TomC wrote:What kind of roaster are you using? Solid drum or perforated?
Can you share some photos of your green coffee you normally use? Is it Specialty Grade coffee?
What roast degree do you normally take your coffee to? End of first crack, (City, Full City) etc...
A. I use solid drum roaster. It says 700g for its optimized charging size and I normally drop in 200g of coffee beans.
B. Yesterday I roasted Medellin Supremo, degree between Medium ~ High
The actual darkness is a bit darker than it shows. It was about +6'c from the 1st crack, took about a minute or half
C. Just in case I put drum shot, please comment if there's anything wrong with it.
happycat wrote:Tom's questions are v important.
I can't think of a roast I would throw away.... if your roasts are that bad there is something puzzling going on.
Cedar and astringent ... are you hearing first crack? Do you let it run until the pops stop?
Yeah I was not too far from the first crack
another_jim wrote:Determining degree of roast is tough -- color, temeprature, time, or some combo of these? The industrial roasters who lose a container load of coffee if they screw up a roast use the ratio of two compounds in the roast gasses, one that increases over time, another that deecreases, to end the roast.

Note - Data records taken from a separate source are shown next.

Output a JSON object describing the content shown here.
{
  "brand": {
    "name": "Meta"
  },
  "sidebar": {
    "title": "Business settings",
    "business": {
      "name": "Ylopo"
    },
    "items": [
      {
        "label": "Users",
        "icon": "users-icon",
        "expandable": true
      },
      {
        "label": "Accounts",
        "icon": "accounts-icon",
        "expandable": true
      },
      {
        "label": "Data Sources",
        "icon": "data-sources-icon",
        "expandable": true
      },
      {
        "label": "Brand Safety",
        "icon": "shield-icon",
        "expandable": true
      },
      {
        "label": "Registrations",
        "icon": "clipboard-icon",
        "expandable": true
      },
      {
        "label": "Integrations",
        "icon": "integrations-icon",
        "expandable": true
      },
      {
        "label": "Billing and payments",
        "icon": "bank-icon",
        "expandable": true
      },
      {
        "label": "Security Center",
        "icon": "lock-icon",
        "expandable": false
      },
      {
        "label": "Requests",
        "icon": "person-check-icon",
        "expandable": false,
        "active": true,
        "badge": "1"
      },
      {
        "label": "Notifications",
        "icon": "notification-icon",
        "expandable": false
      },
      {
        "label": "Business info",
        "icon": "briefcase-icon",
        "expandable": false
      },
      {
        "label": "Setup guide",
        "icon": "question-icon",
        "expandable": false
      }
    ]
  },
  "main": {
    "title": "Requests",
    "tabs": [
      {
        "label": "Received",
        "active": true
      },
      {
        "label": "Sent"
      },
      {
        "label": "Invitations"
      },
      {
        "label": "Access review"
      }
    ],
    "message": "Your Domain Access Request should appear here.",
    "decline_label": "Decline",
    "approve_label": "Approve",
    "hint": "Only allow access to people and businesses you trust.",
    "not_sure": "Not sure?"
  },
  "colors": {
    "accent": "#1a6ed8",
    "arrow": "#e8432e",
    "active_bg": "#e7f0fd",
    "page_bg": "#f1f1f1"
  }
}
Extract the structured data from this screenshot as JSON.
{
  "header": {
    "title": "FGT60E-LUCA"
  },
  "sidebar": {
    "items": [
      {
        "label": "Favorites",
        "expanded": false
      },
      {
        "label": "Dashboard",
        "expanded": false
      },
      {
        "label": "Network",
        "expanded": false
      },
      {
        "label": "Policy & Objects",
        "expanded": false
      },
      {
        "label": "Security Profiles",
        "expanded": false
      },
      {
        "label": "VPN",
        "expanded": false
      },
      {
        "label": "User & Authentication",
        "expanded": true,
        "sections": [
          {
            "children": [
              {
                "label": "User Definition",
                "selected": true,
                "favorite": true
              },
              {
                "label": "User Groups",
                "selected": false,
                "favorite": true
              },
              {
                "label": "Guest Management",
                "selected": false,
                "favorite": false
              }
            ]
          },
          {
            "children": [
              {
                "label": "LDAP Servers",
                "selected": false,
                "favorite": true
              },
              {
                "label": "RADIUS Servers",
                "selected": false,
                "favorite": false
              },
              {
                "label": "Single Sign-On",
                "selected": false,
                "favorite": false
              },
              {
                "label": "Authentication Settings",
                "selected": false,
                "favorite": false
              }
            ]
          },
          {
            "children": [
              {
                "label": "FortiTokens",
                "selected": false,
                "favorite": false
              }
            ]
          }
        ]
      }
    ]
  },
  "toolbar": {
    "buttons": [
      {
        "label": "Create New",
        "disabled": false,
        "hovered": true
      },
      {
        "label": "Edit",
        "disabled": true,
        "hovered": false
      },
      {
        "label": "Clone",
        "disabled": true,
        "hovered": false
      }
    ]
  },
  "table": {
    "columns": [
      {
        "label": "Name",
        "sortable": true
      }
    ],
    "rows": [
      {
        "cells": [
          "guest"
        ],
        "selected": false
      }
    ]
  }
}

But there may be an easier solution to your problem -- I get astringent, cedery notes when I do light roast with a longish Maillard phase and where the ET gets too high after the first crack starts. That may happening with you when the weather gets warmer
Jim, What you mean by long Maillard phase?
I normally work around 2 ~ 3 minutes and that's my best. but hardly go over 3 minutes.
If that's the case, do I have to lower the heat overall and pick up during Maillard time?